*** EXERCISE DATA Section Begins ***

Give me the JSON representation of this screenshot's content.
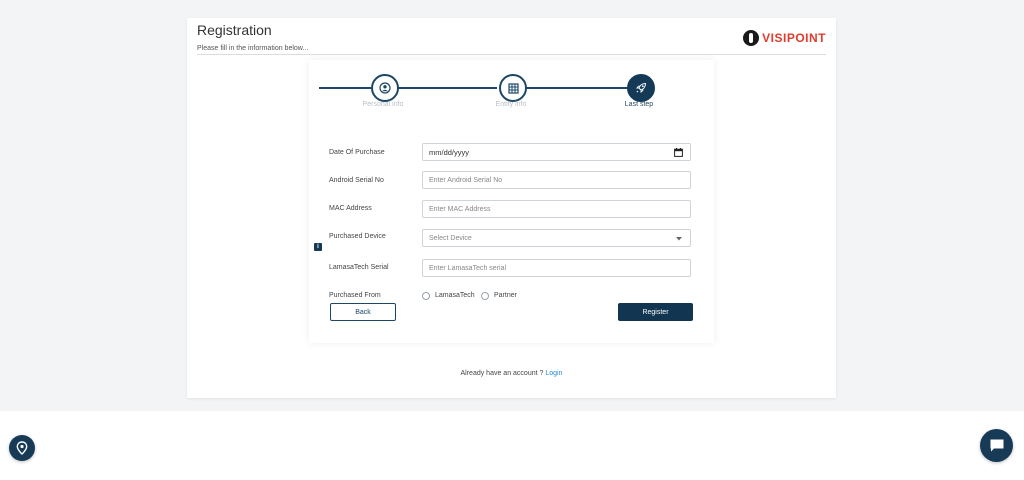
{
  "header": {
    "title": "Registration",
    "subtitle": "Please fill in the information below...",
    "logo_text": "VISIPOINT",
    "logo_color": "#e23b2e"
  },
  "steps": [
    {
      "label": "Personal info",
      "icon": "user-icon",
      "state": "done"
    },
    {
      "label": "Entity info",
      "icon": "grid-icon",
      "state": "done"
    },
    {
      "label": "Last step",
      "icon": "rocket-icon",
      "state": "active"
    }
  ],
  "form": {
    "date_of_purchase": {
      "label": "Date Of Purchase",
      "value": "mm/dd/yyyy"
    },
    "android_serial": {
      "label": "Android Serial No",
      "placeholder": "Enter Android Serial No"
    },
    "mac_address": {
      "label": "MAC Address",
      "placeholder": "Enter MAC Address"
    },
    "purchased_device": {
      "label": "Purchased Device",
      "value": "Select Device"
    },
    "lamasatech_serial": {
      "label": "LamasaTech Serial",
      "placeholder": "Enter LamasaTech serial",
      "info_badge": "i"
    },
    "purchased_from": {
      "label": "Purchased From",
      "options": [
        "LamasaTech",
        "Partner"
      ]
    }
  },
  "buttons": {
    "back": "Back",
    "register": "Register"
  },
  "footer": {
    "account_text": "Already have an account ?",
    "login_link": "Login"
  },
  "colors": {
    "primary": "#143a57",
    "link": "#2a8bd1"
  }
}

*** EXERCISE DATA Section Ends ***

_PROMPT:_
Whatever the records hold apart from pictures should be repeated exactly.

_TASK ANSWER:_
Give me the JSON representation of this screenshot's content.
{
  "header": {
    "title": "Registration",
    "subtitle": "Please fill in the information below...",
    "logo_text": "VISIPOINT",
    "logo_color": "#e23b2e"
  },
  "steps": [
    {
      "label": "Personal info",
      "icon": "user-icon",
      "state": "done"
    },
    {
      "label": "Entity info",
      "icon": "grid-icon",
      "state": "done"
    },
    {
      "label": "Last step",
      "icon": "rocket-icon",
      "state": "active"
    }
  ],
  "form": {
    "date_of_purchase": {
      "label": "Date Of Purchase",
      "value": "mm/dd/yyyy"
    },
    "android_serial": {
      "label": "Android Serial No",
      "placeholder": "Enter Android Serial No"
    },
    "mac_address": {
      "label": "MAC Address",
      "placeholder": "Enter MAC Address"
    },
    "purchased_device": {
      "label": "Purchased Device",
      "value": "Select Device"
    },
    "lamasatech_serial": {
      "label": "LamasaTech Serial",
      "placeholder": "Enter LamasaTech serial",
      "info_badge": "i"
    },
    "purchased_from": {
      "label": "Purchased From",
      "options": [
        "LamasaTech",
        "Partner"
      ]
    }
  },
  "buttons": {
    "back": "Back",
    "register": "Register"
  },
  "footer": {
    "account_text": "Already have an account ?",
    "login_link": "Login"
  },
  "colors": {
    "primary": "#143a57",
    "link": "#2a8bd1"
  }
}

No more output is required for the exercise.